The elevator attendant asking you what floor you want. The gas station service attendant wanting to know whether you would like your oil checked. The switchboard operator inquiring who you would like to call.
These are sounds you do not hear anymore. Add to that the whirring sound of the seamstress, and soon, the voice of the non-kiosk cashier asking you for your fast food order, and the taxi driver in his not-yet driverless car asking for your destination.
My local Lowe's store just got rid of most of its cashiers when it installed self-checkout stations. Whoever delivered our daily paper was just put out of a job because they now send it in the regular mail. And now, on the grander scale, retail stores are beginning to close because of online shopping, a phenomenon some are calling, ominously, the "retail bubble." It is a trend for which there is no end in sight.
While everyone is talking about how immigrants are taking our jobs, no one is talking about the real job-killer: technology.
Even out-sourcing cannot compete with technology in the loss of jobs sweepstakes. Yes, many of our jobs have been moved overseas, but if we tried to move them all back, we would find out very quickly that many of them are jobs that simply do not exist anymore, made obsolete by some machine.
It turns out that the nineteenth-century English workers who, according to urban legend, destroyed weaving machines in protest over the fact that they were taking their jobs—and who became known as "Luddites"—were right.
Well, maybe not our jobs. But at least their jobs. They were blue collar workers, those who were at the heart of the Trump constituency. These are the people whose towns have been abandoned, and whose communities have been desolated.
The counter-argument used to be that whatever jobs were taken by machines would be made up by new jobs. But that was before machines started making machines.
Then there is "retraining," the idea of which is that we are going to take riveters and make them into programmers—or something like that. At least that is the kind of thing they're going to have to do to make many people employable in an economy that will increasingly require higher-level skills than many people have.
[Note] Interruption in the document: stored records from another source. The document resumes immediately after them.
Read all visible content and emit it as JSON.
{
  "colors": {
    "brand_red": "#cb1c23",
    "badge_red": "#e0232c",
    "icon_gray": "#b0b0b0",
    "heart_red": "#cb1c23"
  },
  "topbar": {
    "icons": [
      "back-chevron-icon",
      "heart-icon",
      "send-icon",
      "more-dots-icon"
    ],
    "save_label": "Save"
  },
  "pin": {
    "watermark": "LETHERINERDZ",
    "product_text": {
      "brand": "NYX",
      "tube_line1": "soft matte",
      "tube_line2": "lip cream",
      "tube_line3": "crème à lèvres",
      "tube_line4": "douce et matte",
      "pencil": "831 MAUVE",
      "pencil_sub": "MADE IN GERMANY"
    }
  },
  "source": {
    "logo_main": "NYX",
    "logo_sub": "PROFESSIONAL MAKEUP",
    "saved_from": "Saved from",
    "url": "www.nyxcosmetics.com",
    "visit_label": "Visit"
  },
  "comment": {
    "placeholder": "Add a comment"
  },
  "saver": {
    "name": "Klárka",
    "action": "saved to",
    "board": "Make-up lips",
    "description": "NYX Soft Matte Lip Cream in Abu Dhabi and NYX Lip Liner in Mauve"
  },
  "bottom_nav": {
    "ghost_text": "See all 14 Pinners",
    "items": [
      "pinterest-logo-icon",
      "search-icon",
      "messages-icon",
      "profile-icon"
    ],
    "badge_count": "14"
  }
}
The opportunities for success in the modern economy are increasingly limited to those who already have money to invest, those with technical skills, and those with communication skills (most jobs in tech industries are marketing and customer service jobs). But all of these are hard to come by for the large blue-collar portion of the population. Capital usually comes from your family, and tech and communication skills come from a good education, which is more rarely found these days in our public schools.
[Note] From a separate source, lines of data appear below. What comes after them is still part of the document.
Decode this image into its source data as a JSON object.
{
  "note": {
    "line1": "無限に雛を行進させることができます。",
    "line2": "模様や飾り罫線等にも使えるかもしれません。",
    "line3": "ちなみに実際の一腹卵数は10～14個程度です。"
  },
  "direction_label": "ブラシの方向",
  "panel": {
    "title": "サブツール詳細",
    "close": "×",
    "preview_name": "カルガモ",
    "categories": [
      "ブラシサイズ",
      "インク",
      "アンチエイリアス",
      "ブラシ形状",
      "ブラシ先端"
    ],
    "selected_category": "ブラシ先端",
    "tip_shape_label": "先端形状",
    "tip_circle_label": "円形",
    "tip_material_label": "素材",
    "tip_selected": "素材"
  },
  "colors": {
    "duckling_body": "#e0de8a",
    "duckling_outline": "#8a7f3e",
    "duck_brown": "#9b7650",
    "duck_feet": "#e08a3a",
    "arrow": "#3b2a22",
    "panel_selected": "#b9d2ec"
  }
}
And this is why, despite a good jobs report late last week, there will continue to be an employment crisis among the middle and underclass, a crisis that could eventually manifest itself in events far more earth-shattering than the mere election of a president.
Martin Cothran is the editor of Classical Teacher magazine, published by Memoria Press, and the director of the Classical Latin School Association.